- Assigned task
Write the records below out in full, character for character, with no pictures.

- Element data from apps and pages
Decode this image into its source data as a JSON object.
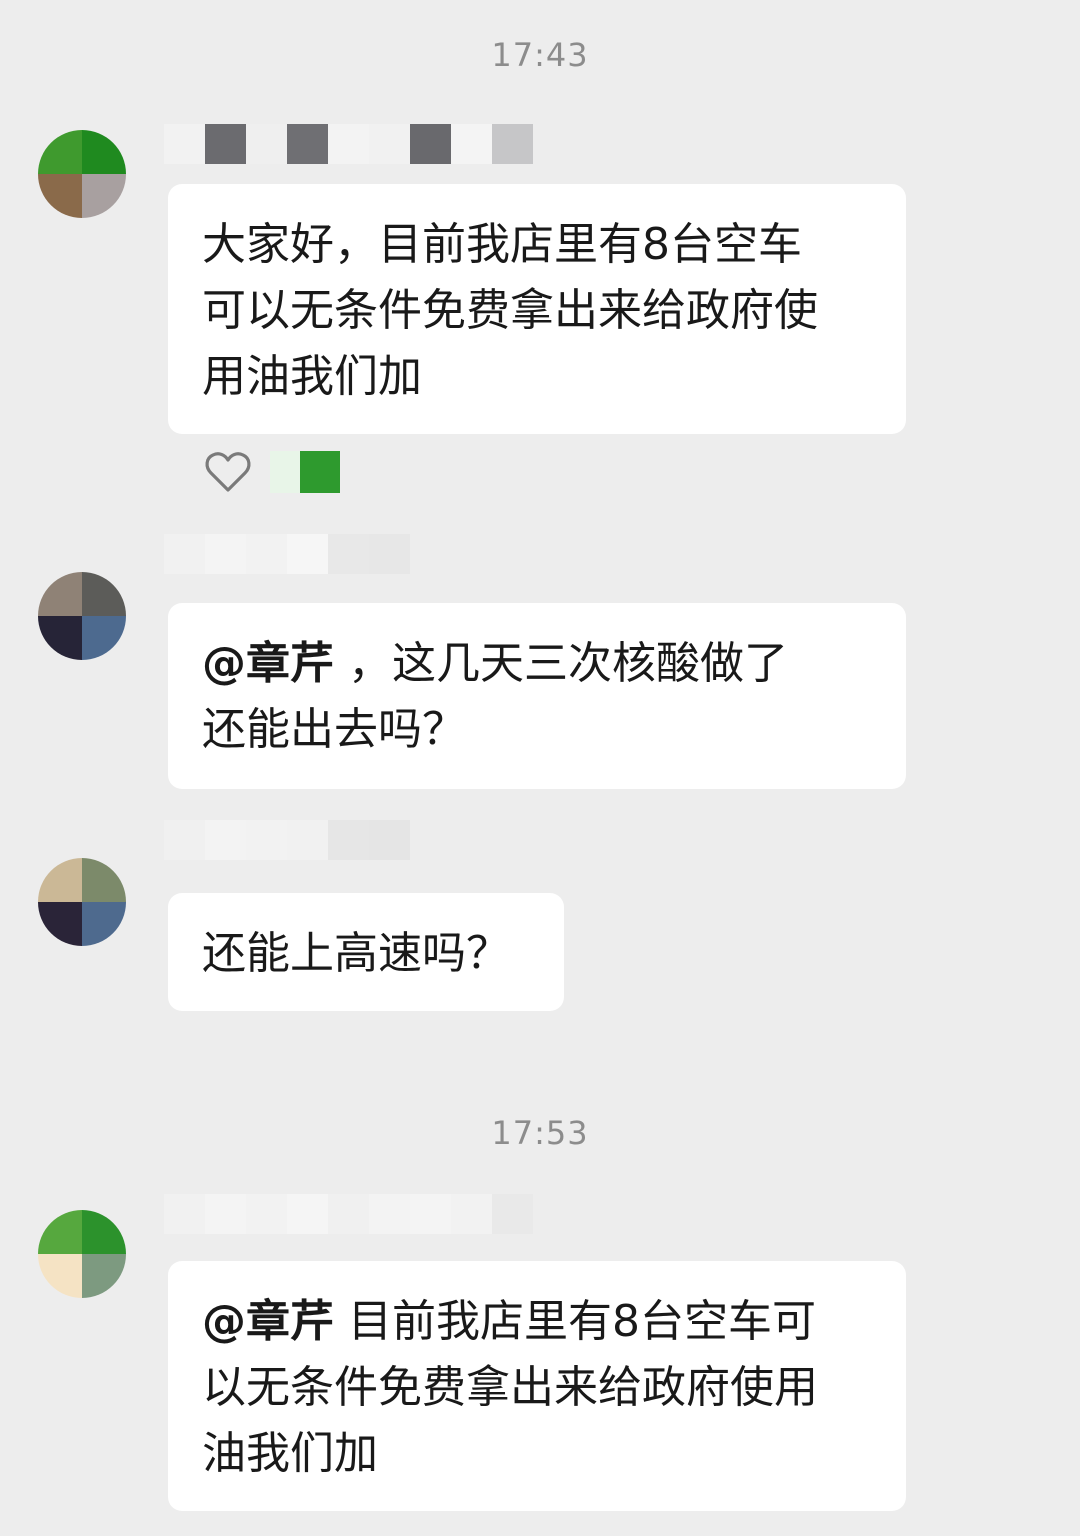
{
  "chat": {
    "timestamps": [
      "17:43",
      "17:53"
    ],
    "messages": [
      {
        "mention": "",
        "text": "大家好，目前我店里有8台空车\n可以无条件免费拿出来给政府使\n用油我们加"
      },
      {
        "mention": "@章芹",
        "text": " ，这几天三次核酸做了\n还能出去吗？"
      },
      {
        "mention": "",
        "text": "还能上高速吗？"
      },
      {
        "mention": "@章芹",
        "text": " 目前我店里有8台空车可\n以无条件免费拿出来给政府使用\n油我们加"
      }
    ],
    "reaction": {
      "icon": "heart-icon"
    }
  },
  "colors": {
    "background": "#ededed",
    "bubble": "#ffffff",
    "timestamp": "#8c8c8c",
    "text": "#191919",
    "accent_green": "#2e9a2e"
  }
}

- Exercise solution
Decode this image into its source data as a JSON object.
{
  "chat": {
    "timestamps": [
      "17:43",
      "17:53"
    ],
    "messages": [
      {
        "mention": "",
        "text": "大家好，目前我店里有8台空车\n可以无条件免费拿出来给政府使\n用油我们加"
      },
      {
        "mention": "@章芹",
        "text": " ，这几天三次核酸做了\n还能出去吗？"
      },
      {
        "mention": "",
        "text": "还能上高速吗？"
      },
      {
        "mention": "@章芹",
        "text": " 目前我店里有8台空车可\n以无条件免费拿出来给政府使用\n油我们加"
      }
    ],
    "reaction": {
      "icon": "heart-icon"
    }
  },
  "colors": {
    "background": "#ededed",
    "bubble": "#ffffff",
    "timestamp": "#8c8c8c",
    "text": "#191919",
    "accent_green": "#2e9a2e"
  }
}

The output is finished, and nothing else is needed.